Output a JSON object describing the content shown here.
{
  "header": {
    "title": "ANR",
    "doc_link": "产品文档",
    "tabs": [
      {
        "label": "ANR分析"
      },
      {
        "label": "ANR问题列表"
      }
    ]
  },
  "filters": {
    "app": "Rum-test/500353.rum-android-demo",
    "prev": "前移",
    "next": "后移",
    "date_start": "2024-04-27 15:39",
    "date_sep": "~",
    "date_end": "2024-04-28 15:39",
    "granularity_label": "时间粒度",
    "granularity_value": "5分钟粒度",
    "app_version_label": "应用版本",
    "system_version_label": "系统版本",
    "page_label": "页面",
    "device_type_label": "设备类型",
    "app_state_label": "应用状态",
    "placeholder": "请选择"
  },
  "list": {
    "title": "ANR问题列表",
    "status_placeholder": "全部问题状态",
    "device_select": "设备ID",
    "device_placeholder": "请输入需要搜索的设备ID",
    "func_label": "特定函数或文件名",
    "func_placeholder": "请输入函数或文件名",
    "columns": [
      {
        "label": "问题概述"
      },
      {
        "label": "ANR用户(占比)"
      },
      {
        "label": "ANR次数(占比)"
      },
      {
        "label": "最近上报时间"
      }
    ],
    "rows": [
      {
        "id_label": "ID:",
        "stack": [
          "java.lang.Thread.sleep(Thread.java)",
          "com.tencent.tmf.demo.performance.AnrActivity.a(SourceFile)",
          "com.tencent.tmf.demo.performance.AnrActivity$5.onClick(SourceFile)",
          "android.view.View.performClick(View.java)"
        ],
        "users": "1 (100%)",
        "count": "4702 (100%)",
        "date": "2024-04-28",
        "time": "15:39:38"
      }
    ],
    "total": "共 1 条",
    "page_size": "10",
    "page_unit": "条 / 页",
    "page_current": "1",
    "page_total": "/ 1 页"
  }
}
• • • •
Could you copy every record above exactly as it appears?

Output a JSON object describing the content shown here.
{
  "header": {
    "title": "ANR",
    "doc_link": "产品文档",
    "tabs": [
      {
        "label": "ANR分析"
      },
      {
        "label": "ANR问题列表"
      }
    ]
  },
  "filters": {
    "app": "Rum-test/500353.rum-android-demo",
    "prev": "前移",
    "next": "后移",
    "date_start": "2024-04-27 15:39",
    "date_sep": "~",
    "date_end": "2024-04-28 15:39",
    "granularity_label": "时间粒度",
    "granularity_value": "5分钟粒度",
    "app_version_label": "应用版本",
    "system_version_label": "系统版本",
    "page_label": "页面",
    "device_type_label": "设备类型",
    "app_state_label": "应用状态",
    "placeholder": "请选择"
  },
  "list": {
    "title": "ANR问题列表",
    "status_placeholder": "全部问题状态",
    "device_select": "设备ID",
    "device_placeholder": "请输入需要搜索的设备ID",
    "func_label": "特定函数或文件名",
    "func_placeholder": "请输入函数或文件名",
    "columns": [
      {
        "label": "问题概述"
      },
      {
        "label": "ANR用户(占比)"
      },
      {
        "label": "ANR次数(占比)"
      },
      {
        "label": "最近上报时间"
      }
    ],
    "rows": [
      {
        "id_label": "ID:",
        "stack": [
          "java.lang.Thread.sleep(Thread.java)",
          "com.tencent.tmf.demo.performance.AnrActivity.a(SourceFile)",
          "com.tencent.tmf.demo.performance.AnrActivity$5.onClick(SourceFile)",
          "android.view.View.performClick(View.java)"
        ],
        "users": "1 (100%)",
        "count": "4702 (100%)",
        "date": "2024-04-28",
        "time": "15:39:38"
      }
    ],
    "total": "共 1 条",
    "page_size": "10",
    "page_unit": "条 / 页",
    "page_current": "1",
    "page_total": "/ 1 页"
  }
}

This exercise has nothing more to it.